WALNUT RIDGE -- A brand known by several generations because of clever television marketing is one of the best-kept secrets in northeast Arkansas.
Despite the worldwide fame of Ginsu knives and their lasting impact on the concept of infomercials, many don't realize that the knives, along with American Angler knives and ReadiVac vacuum cleaners, are packaged and shipped from Walnut Ridge.
Douglas Quikut is the parent company of the brands, formed in 1964 by the merger of Douglas, an automotive product company, and Quikut, a knife manufacturer. In 1972, the Walnut Ridge plant was built. President and general manager Jeffrey Griffin said a group was scouting locations and happened to become fond of northeast Arkansas.
"It ended up with one guy liking the area and deciding this was the place to put the business," Griffin said.
The plant that now employs about 40 once boasted close to 120 employees, with another 120 working in a separate blade plant. When the infomercials began their run in 1975, Griffin said that between 6 million to 8 million units sold in an eight-year period. All of those knives were made in Walnut Ridge.
The products coming out of Lawrence County came with a guarantee, too. A 50-year warranty accompanied each knife set, and Griffin said the Walnut Ridge plant still supports that promise.
"We still get knives, like I said, some of them are from the 1980s and early 1990s," Griffin said. "Obviously, some of our employees weren't even born yet, and so when you think about that, we're still taking care of and replacing knives that old, it's quite something.
"I can't tell you how many people who have found out I'm the president of this company and say, 'Hey, I've still got my Ginsu,'" he said.
The Ginsu ads were among the first TV commercials to include such phrases as "Now how much would you pay?" and "Call now! Operators are standing by." Younger readers may think of the late OxiClean pitchman Billy Mays when they hear the phrase, "But wait, there's more!" But that line was a fixture of the Ginsu knives commercials of the 1970s. The ads took elements of 1960s-era commercials by Ronco founder Ron Popeil and helped create the advertising combination of bonus offers and sale prices that television viewers have become accustomed to seeing.
Syracuse University media scholar Robert Thompson has called Ginsu's ads "the pitch of all pitches."
In 2006, most of the blade manufacturing moved overseas, Griffin said, but the company retained a significant presence in Walnut Ridge.

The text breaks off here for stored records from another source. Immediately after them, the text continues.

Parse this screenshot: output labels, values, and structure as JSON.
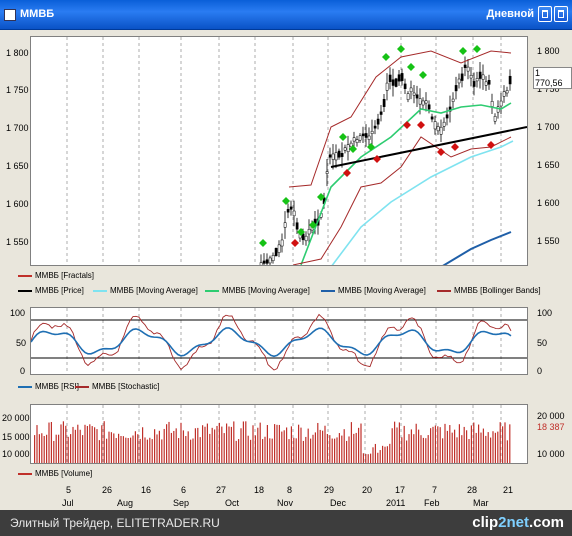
{
  "window": {
    "title": "ММВБ",
    "timeframe": "Дневной"
  },
  "price_panel": {
    "y_ticks_left": [
      "1 800",
      "1 750",
      "1 700",
      "1 650",
      "1 600",
      "1 550"
    ],
    "y_ticks_right": [
      "1 800",
      "1 750",
      "1 700",
      "1 650",
      "1 600",
      "1 550"
    ],
    "last_price": "1 770,56"
  },
  "legend_row1": {
    "fractals": "ММВБ [Fractals]"
  },
  "legend_row2": {
    "price": "ММВБ [Price]",
    "ma1": "ММВБ [Moving Average]",
    "ma2": "ММВБ [Moving Average]",
    "ma3": "ММВБ [Moving Average]",
    "bb": "ММВБ [Bollinger Bands]"
  },
  "osc_panel": {
    "y_ticks_left": [
      "100",
      "50",
      "0"
    ],
    "y_ticks_right": [
      "100",
      "50",
      "0"
    ],
    "legend_rsi": "ММВБ [RSI]",
    "legend_stoch": "ММВБ [Stochastic]"
  },
  "volume_panel": {
    "y_ticks_left": [
      "20 000",
      "15 000",
      "10 000"
    ],
    "y_ticks_right": [
      "20 000",
      "18 387",
      "10 000"
    ],
    "legend": "ММВБ [Volume]"
  },
  "x_axis": {
    "days": [
      "5",
      "26",
      "16",
      "6",
      "27",
      "18",
      "8",
      "29",
      "20",
      "17",
      "7",
      "28",
      "21"
    ],
    "months": [
      "Jul",
      "Aug",
      "Sep",
      "Oct",
      "Nov",
      "Dec",
      "2011",
      "Feb",
      "Mar"
    ]
  },
  "footer": {
    "caption": "Элитный Трейдер, ELITETRADER.RU",
    "brand_a": "clip",
    "brand_b": "2net",
    "brand_c": ".com"
  },
  "colors": {
    "candles": "#000000",
    "bollinger": "#a52a2a",
    "ma_fast": "#2ecc71",
    "ma_mid": "#7fe3f0",
    "ma_slow": "#1f5fa8",
    "fractal_up": "#16c216",
    "fractal_down": "#d01010",
    "rsi": "#1f6fb3",
    "stochastic": "#a52a2a",
    "volume": "#c0302a"
  }
}
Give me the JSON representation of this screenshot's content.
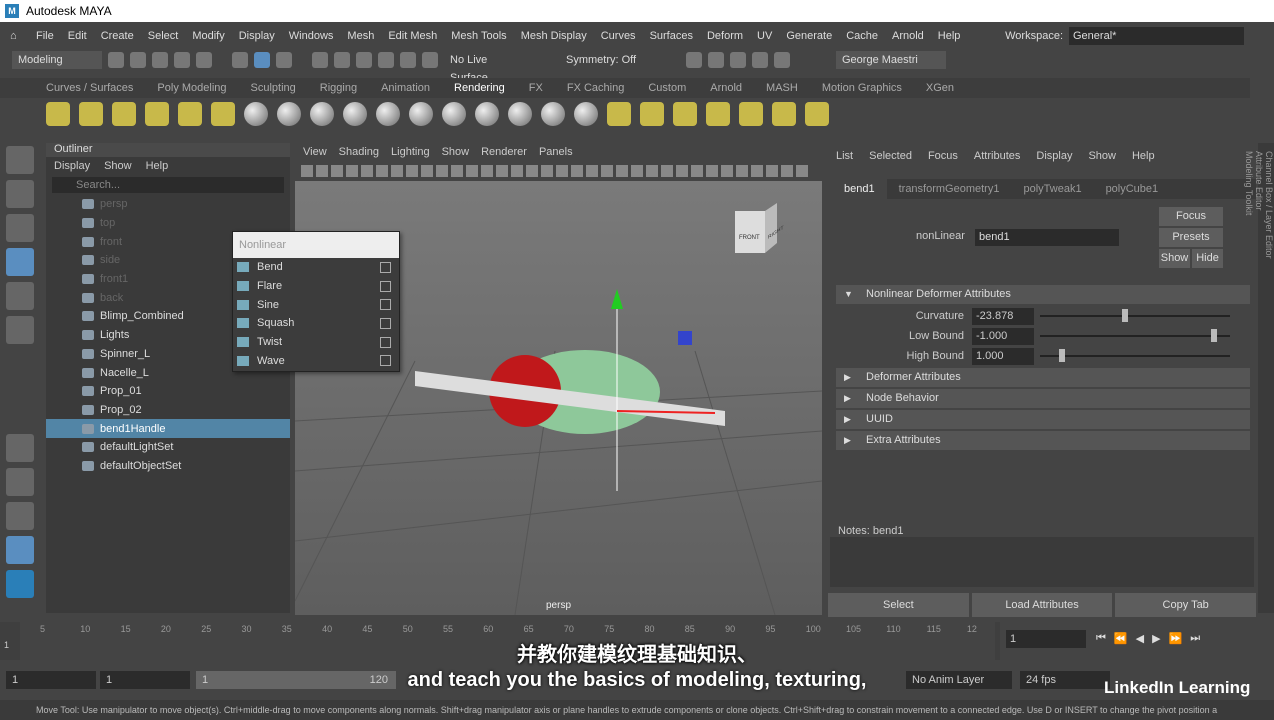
{
  "title": "Autodesk MAYA",
  "menu": [
    "File",
    "Edit",
    "Create",
    "Select",
    "Modify",
    "Display",
    "Windows",
    "Mesh",
    "Edit Mesh",
    "Mesh Tools",
    "Mesh Display",
    "Curves",
    "Surfaces",
    "Deform",
    "UV",
    "Generate",
    "Cache",
    "Arnold",
    "Help"
  ],
  "workspace": {
    "label": "Workspace:",
    "value": "General*"
  },
  "status": {
    "mode": "Modeling",
    "live_surface": "No Live Surface",
    "symmetry": "Symmetry: Off",
    "user": "George Maestri"
  },
  "shelf_tabs": [
    "Curves / Surfaces",
    "Poly Modeling",
    "Sculpting",
    "Rigging",
    "Animation",
    "Rendering",
    "FX",
    "FX Caching",
    "Custom",
    "Arnold",
    "MASH",
    "Motion Graphics",
    "XGen"
  ],
  "shelf_active": "Rendering",
  "outliner": {
    "title": "Outliner",
    "menu": [
      "Display",
      "Show",
      "Help"
    ],
    "search_placeholder": "Search...",
    "items": [
      {
        "label": "persp",
        "dim": true
      },
      {
        "label": "top",
        "dim": true
      },
      {
        "label": "front",
        "dim": true
      },
      {
        "label": "side",
        "dim": true
      },
      {
        "label": "front1",
        "dim": true
      },
      {
        "label": "back",
        "dim": true
      },
      {
        "label": "Blimp_Combined"
      },
      {
        "label": "Lights"
      },
      {
        "label": "Spinner_L"
      },
      {
        "label": "Nacelle_L"
      },
      {
        "label": "Prop_01"
      },
      {
        "label": "Prop_02"
      },
      {
        "label": "bend1Handle",
        "sel": true
      },
      {
        "label": "defaultLightSet"
      },
      {
        "label": "defaultObjectSet"
      }
    ]
  },
  "nonlinear_menu": {
    "title": "Nonlinear",
    "items": [
      "Bend",
      "Flare",
      "Sine",
      "Squash",
      "Twist",
      "Wave"
    ]
  },
  "viewport": {
    "menu": [
      "View",
      "Shading",
      "Lighting",
      "Show",
      "Renderer",
      "Panels"
    ],
    "camera": "persp",
    "cube_front": "FRONT",
    "cube_right": "RIGHT"
  },
  "attr_editor": {
    "menu": [
      "List",
      "Selected",
      "Focus",
      "Attributes",
      "Display",
      "Show",
      "Help"
    ],
    "tabs": [
      "bend1",
      "transformGeometry1",
      "polyTweak1",
      "polyCube1"
    ],
    "node_label": "nonLinear",
    "node_value": "bend1",
    "buttons": {
      "focus": "Focus",
      "presets": "Presets",
      "show": "Show",
      "hide": "Hide"
    },
    "section_open": "Nonlinear Deformer Attributes",
    "attrs": [
      {
        "label": "Curvature",
        "value": "-23.878",
        "slider": 0.43
      },
      {
        "label": "Low Bound",
        "value": "-1.000",
        "slider": 0.9
      },
      {
        "label": "High Bound",
        "value": "1.000",
        "slider": 0.1
      }
    ],
    "sections": [
      "Deformer Attributes",
      "Node Behavior",
      "UUID",
      "Extra Attributes"
    ],
    "notes": "Notes:  bend1",
    "bottom_buttons": [
      "Select",
      "Load Attributes",
      "Copy Tab"
    ]
  },
  "side_tabs": [
    "Channel Box / Layer Editor",
    "Attribute Editor",
    "Modeling Toolkit"
  ],
  "timeline": {
    "ticks": [
      "5",
      "10",
      "15",
      "20",
      "25",
      "30",
      "35",
      "40",
      "45",
      "50",
      "55",
      "60",
      "65",
      "70",
      "75",
      "80",
      "85",
      "90",
      "95",
      "100",
      "105",
      "110",
      "115",
      "12"
    ],
    "start": "1",
    "current": "1"
  },
  "range": {
    "start": "1",
    "inner_start": "1",
    "slider_start": "1",
    "slider_end": "120",
    "anim_layer": "No Anim Layer",
    "fps": "24 fps"
  },
  "help_line": "Move Tool: Use manipulator to move object(s). Ctrl+middle-drag to move components along normals. Shift+drag manipulator axis or plane handles to extrude components or clone objects. Ctrl+Shift+drag to constrain movement to a connected edge. Use D or INSERT to change the pivot position a",
  "subtitle": {
    "zh": "并教你建模纹理基础知识、",
    "en": "and teach you the basics of modeling, texturing,"
  },
  "watermark": "LinkedIn Learning"
}
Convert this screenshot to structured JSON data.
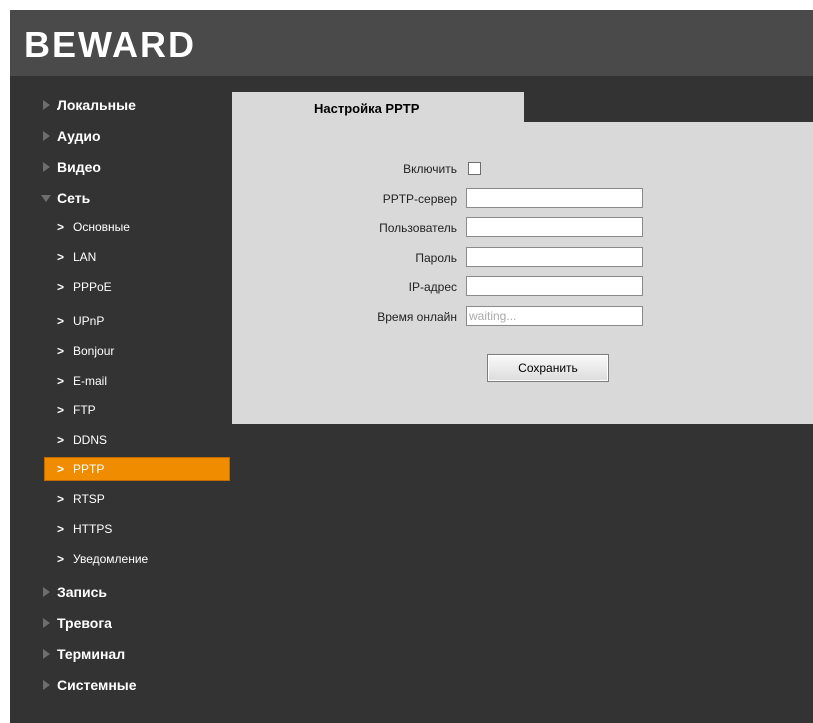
{
  "brand": {
    "logo_text": "BEWARD"
  },
  "sidebar": {
    "groups_top": [
      {
        "label": "Локальные"
      },
      {
        "label": "Аудио"
      },
      {
        "label": "Видео"
      },
      {
        "label": "Сеть"
      }
    ],
    "network_items": [
      {
        "label": "Основные"
      },
      {
        "label": "LAN"
      },
      {
        "label": "PPPoE"
      },
      {
        "label": "UPnP"
      },
      {
        "label": "Bonjour"
      },
      {
        "label": "E-mail"
      },
      {
        "label": "FTP"
      },
      {
        "label": "DDNS"
      },
      {
        "label": "PPTP",
        "active": true
      },
      {
        "label": "RTSP"
      },
      {
        "label": "HTTPS"
      },
      {
        "label": "Уведомление"
      }
    ],
    "groups_bottom": [
      {
        "label": "Запись"
      },
      {
        "label": "Тревога"
      },
      {
        "label": "Терминал"
      },
      {
        "label": "Системные"
      }
    ]
  },
  "content": {
    "tab_title": "Настройка PPTP",
    "form": {
      "enable_label": "Включить",
      "enable_checked": false,
      "server_label": "PPTP-сервер",
      "server_value": "",
      "user_label": "Пользователь",
      "user_value": "",
      "password_label": "Пароль",
      "password_value": "",
      "ip_label": "IP-адрес",
      "ip_value": "",
      "online_label": "Время онлайн",
      "online_value": "waiting..."
    },
    "save_label": "Сохранить"
  },
  "colors": {
    "background": "#333333",
    "header": "#4a4a4a",
    "panel": "#d9d9d9",
    "active": "#f08c00"
  }
}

In the facility, not only are Ginsu, American Angler and ReadiVac products packaged and shipped around the world, but the company makes products for other organizations, too. Pampered Chef paring knives are manufactured entirely at the Walnut Ridge facility, in addition to the Oreck Ironman vacuum cleaner and accessories for Kirby vacuum cleaners.
As the story goes, another famous moment in infomercial history originated at the Douglas Quikut factory, when David Oreck demonstrated the power of his vacuum cleaner by holding up a bowling ball with the vacuum cleaner's suction.
"We have had a stream of engineers through this facility, really kind of shocking if you go to the amount of products and concepts that were formulated," Griffin said. "Supposedly, the Oreck bowling ball test came from our engineers here who said, 'Look, this is how strong of suction this thing has,' and of course, Mr. Oreck used it as a tool to wow in the commercial."
While the company has operated in Lawrence County since the early 1970s, its most difficult years came from the recession of the late 2000s. Griffin said the company is now working to reinvigorate itself.
The company's sales are almost 100 percent online, with some sales coming from American Angler's presence in Wal-Mart stores. The company is hopeful that the Ginsu brand, which it says is second only to Farberware in name recognition among knife manufacturers, gets picked up by Wal-Mart, too.
Griffin said that would create more jobs in Walnut Ridge overnight. He said that for every $300,000 in sales, a new full-time position is needed.
The company also plans a series of television advertisements for this year that have a familiar touch, national sales manager Sarah Thielemier said.
"We're featuring our 'As Seen on TV' commercial with our stainless steel set," Thielemier said. "They'll cut back and forth between the original video and the new, updated millennial version."
Thielemier said the new commercial will include a bonus offer that is announced with the famous line, "But wait, there's more!"
Metro on 06/25/2016